### DIRECTIONS
Tell how many lines in the data hold "chevron", giving that figure alone.

(Data records)
╔══
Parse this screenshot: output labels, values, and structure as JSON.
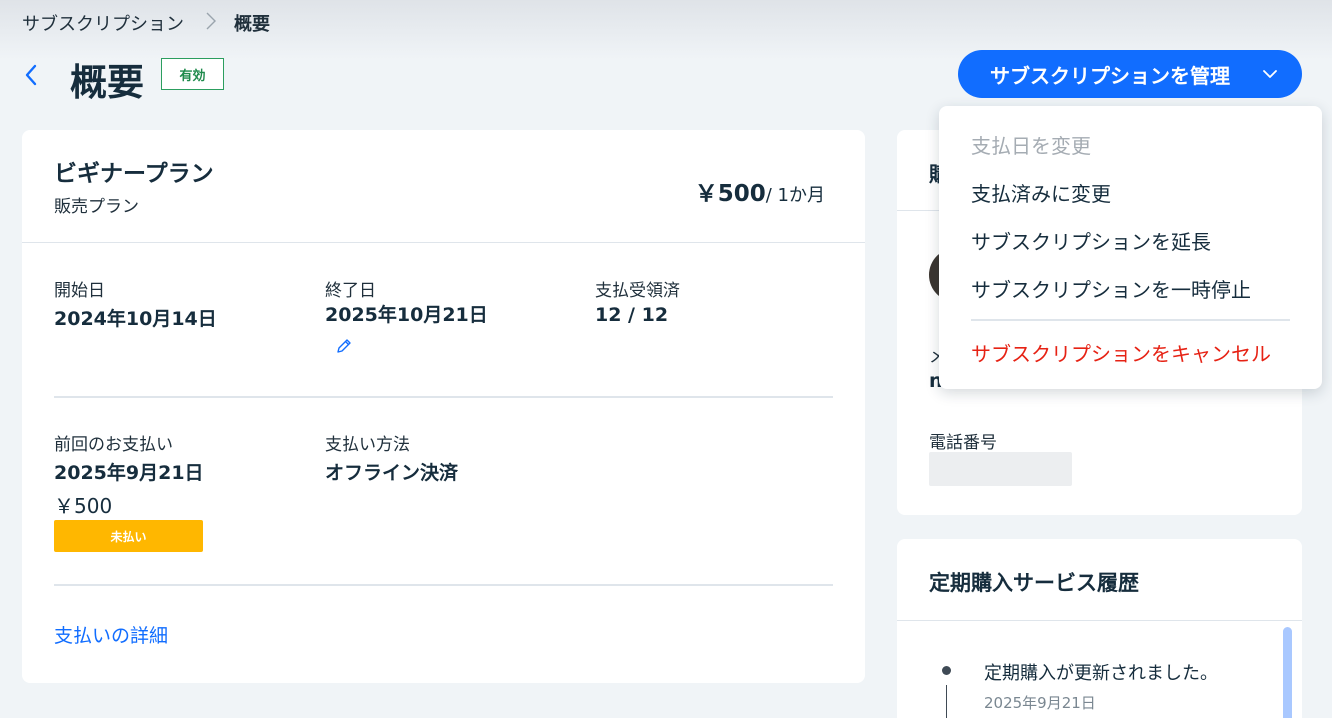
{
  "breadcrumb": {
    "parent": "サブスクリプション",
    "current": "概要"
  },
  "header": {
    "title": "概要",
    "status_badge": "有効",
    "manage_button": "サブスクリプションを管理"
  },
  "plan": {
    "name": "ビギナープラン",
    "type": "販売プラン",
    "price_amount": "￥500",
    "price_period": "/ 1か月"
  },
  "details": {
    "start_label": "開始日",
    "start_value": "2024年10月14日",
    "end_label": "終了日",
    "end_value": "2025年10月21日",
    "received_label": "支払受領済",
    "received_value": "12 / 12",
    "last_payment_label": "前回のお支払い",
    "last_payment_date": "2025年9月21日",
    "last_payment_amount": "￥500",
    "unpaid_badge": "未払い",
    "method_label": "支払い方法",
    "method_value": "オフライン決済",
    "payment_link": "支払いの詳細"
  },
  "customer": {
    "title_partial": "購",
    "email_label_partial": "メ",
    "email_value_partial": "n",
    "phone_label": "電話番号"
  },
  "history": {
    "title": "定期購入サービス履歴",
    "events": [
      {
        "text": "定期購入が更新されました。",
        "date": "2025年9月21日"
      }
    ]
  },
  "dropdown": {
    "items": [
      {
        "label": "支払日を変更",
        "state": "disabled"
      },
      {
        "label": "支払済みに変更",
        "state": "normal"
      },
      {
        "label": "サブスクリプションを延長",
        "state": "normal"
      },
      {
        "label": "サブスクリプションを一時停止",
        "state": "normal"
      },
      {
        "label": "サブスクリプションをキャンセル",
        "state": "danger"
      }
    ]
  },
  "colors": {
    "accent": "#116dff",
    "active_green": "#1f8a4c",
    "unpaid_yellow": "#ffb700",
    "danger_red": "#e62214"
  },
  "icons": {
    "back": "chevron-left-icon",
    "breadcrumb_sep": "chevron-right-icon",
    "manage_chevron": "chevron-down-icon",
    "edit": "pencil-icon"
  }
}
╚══
### PROBLEM SOLUTION
3